* EXERCISE AIM
A single number is required: how many lines in the data below contain "this".

══════════

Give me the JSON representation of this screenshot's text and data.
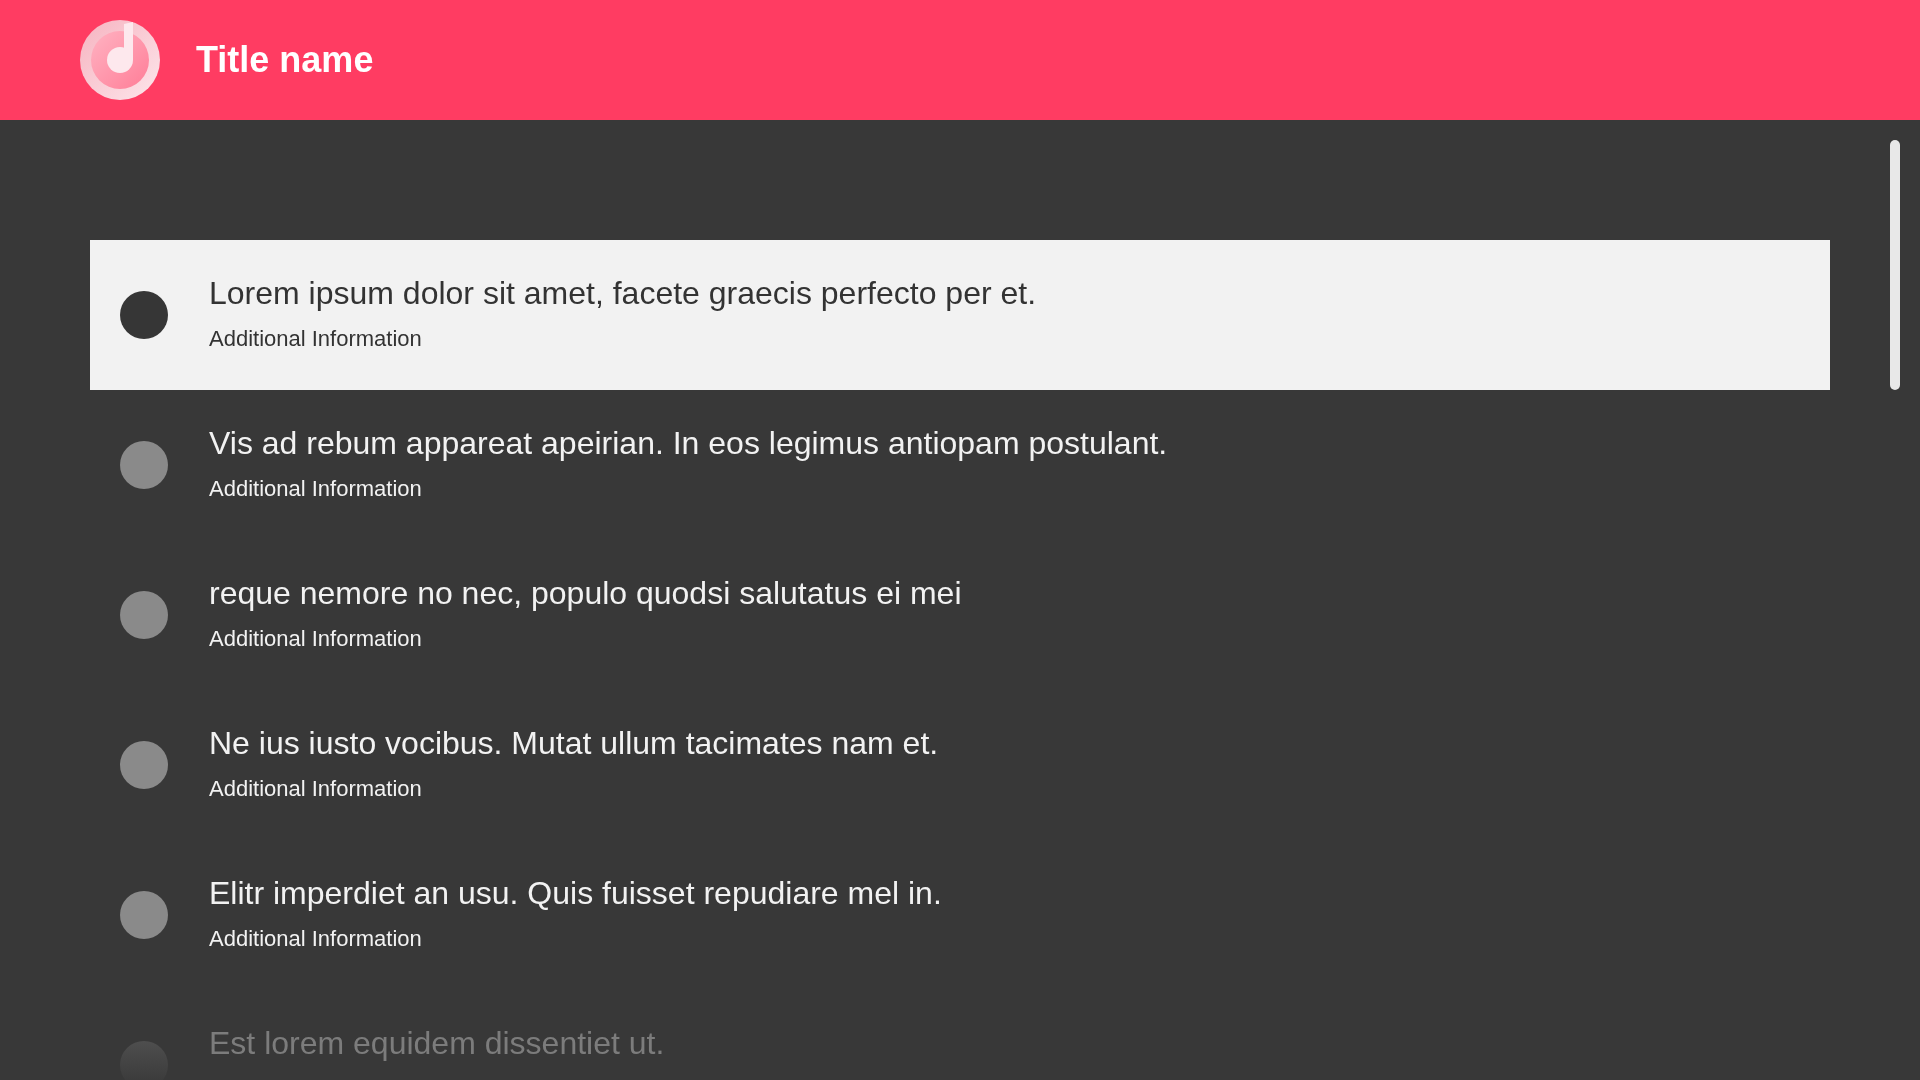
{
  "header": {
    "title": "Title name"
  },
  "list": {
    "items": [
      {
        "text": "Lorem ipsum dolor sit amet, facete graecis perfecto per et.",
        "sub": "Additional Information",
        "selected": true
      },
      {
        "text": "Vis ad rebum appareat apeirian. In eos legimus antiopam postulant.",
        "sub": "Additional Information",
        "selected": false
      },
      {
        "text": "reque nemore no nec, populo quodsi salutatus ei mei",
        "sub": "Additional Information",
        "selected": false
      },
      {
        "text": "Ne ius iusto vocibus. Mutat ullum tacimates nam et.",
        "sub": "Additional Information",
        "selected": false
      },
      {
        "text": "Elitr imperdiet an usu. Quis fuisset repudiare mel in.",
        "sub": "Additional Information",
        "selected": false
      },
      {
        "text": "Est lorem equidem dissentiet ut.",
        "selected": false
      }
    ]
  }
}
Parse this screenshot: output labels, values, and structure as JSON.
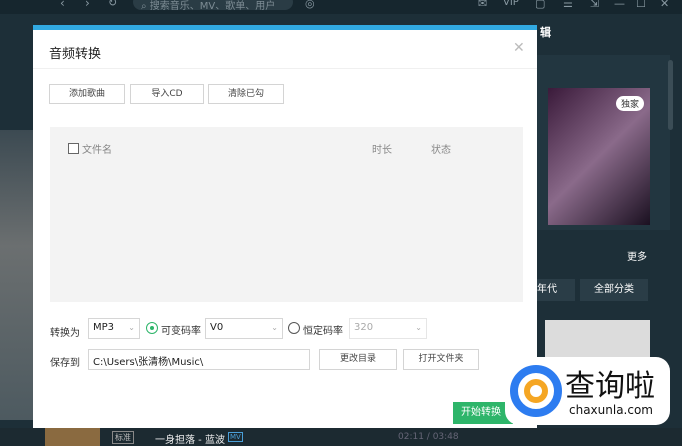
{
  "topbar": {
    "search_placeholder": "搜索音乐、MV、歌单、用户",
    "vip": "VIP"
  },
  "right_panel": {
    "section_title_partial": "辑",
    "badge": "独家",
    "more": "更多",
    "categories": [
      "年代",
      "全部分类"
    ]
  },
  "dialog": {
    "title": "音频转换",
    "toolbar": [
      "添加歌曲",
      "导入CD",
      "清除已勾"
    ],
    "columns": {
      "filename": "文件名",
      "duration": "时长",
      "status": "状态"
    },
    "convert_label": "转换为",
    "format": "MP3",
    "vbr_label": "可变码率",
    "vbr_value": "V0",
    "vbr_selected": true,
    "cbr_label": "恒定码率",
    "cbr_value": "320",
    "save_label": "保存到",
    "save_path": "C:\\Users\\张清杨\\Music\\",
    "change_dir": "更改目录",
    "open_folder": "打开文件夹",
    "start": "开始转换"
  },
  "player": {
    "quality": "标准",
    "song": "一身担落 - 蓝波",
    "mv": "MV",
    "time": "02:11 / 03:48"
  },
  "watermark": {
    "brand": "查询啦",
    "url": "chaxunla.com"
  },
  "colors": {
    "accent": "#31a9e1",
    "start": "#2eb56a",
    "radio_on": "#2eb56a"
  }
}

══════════

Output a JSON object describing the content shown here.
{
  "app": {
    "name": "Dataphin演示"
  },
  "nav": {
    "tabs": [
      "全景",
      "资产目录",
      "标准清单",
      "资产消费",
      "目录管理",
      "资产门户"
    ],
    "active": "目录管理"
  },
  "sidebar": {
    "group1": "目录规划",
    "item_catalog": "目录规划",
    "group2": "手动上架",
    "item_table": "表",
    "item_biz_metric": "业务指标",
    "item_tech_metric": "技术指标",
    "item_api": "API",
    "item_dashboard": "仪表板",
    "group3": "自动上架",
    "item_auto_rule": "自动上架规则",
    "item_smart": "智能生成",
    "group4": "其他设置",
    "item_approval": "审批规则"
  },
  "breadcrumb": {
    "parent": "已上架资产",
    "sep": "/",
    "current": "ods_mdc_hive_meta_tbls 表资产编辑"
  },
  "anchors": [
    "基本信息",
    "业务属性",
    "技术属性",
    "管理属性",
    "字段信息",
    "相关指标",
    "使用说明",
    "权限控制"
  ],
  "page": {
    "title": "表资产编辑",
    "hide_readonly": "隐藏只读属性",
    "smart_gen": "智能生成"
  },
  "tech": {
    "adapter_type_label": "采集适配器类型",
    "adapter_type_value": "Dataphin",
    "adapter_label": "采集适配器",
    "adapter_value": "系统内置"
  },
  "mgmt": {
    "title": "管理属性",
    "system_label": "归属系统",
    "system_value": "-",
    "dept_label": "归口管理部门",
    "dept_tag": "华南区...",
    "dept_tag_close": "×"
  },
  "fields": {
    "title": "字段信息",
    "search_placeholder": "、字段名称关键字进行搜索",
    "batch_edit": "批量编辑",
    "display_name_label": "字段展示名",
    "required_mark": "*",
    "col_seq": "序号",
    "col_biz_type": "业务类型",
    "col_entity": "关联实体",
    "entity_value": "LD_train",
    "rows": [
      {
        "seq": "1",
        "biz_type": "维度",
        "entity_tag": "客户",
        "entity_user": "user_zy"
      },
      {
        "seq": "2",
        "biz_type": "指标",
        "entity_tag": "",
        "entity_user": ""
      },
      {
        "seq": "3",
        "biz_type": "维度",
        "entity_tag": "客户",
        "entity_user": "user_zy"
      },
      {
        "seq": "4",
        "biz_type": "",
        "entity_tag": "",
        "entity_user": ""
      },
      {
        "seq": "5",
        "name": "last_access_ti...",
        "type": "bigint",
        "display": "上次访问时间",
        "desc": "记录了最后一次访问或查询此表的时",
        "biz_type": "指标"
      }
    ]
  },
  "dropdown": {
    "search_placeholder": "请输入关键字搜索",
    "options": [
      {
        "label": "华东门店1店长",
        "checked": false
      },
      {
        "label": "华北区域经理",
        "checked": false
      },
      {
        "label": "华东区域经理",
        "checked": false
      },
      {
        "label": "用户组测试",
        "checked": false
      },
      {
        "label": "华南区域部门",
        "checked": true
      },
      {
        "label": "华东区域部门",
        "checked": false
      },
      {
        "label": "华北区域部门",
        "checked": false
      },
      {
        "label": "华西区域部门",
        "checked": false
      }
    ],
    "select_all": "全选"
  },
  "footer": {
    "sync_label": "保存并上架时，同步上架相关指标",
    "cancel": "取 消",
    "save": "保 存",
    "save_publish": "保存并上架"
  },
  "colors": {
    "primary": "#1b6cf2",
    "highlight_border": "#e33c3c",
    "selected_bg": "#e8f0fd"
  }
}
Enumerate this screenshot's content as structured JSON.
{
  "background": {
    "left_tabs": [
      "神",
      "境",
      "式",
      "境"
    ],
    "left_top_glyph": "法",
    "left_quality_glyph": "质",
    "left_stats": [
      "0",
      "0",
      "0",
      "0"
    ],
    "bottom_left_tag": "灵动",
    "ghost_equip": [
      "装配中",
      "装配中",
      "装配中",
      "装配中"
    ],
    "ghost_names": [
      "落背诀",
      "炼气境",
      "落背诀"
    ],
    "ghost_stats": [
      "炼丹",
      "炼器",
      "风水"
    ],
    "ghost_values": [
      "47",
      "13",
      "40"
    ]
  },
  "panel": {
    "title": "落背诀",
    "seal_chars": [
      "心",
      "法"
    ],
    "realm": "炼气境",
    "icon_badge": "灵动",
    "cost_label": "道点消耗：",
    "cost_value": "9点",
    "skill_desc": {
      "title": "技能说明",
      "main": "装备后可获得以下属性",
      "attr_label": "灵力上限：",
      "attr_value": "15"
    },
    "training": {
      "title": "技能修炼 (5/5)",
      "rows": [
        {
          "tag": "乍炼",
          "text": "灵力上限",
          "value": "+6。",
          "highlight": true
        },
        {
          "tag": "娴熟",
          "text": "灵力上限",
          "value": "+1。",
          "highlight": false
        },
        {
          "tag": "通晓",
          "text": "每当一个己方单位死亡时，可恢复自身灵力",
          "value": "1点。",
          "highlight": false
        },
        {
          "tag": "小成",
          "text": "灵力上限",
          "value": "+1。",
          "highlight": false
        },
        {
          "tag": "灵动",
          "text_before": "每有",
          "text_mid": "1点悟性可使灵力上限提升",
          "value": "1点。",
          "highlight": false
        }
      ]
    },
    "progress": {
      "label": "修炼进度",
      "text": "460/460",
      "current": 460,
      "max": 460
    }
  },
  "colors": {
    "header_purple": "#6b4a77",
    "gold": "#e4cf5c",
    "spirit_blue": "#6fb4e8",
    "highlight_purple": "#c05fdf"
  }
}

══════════

* EXERCISE RESPONSE
3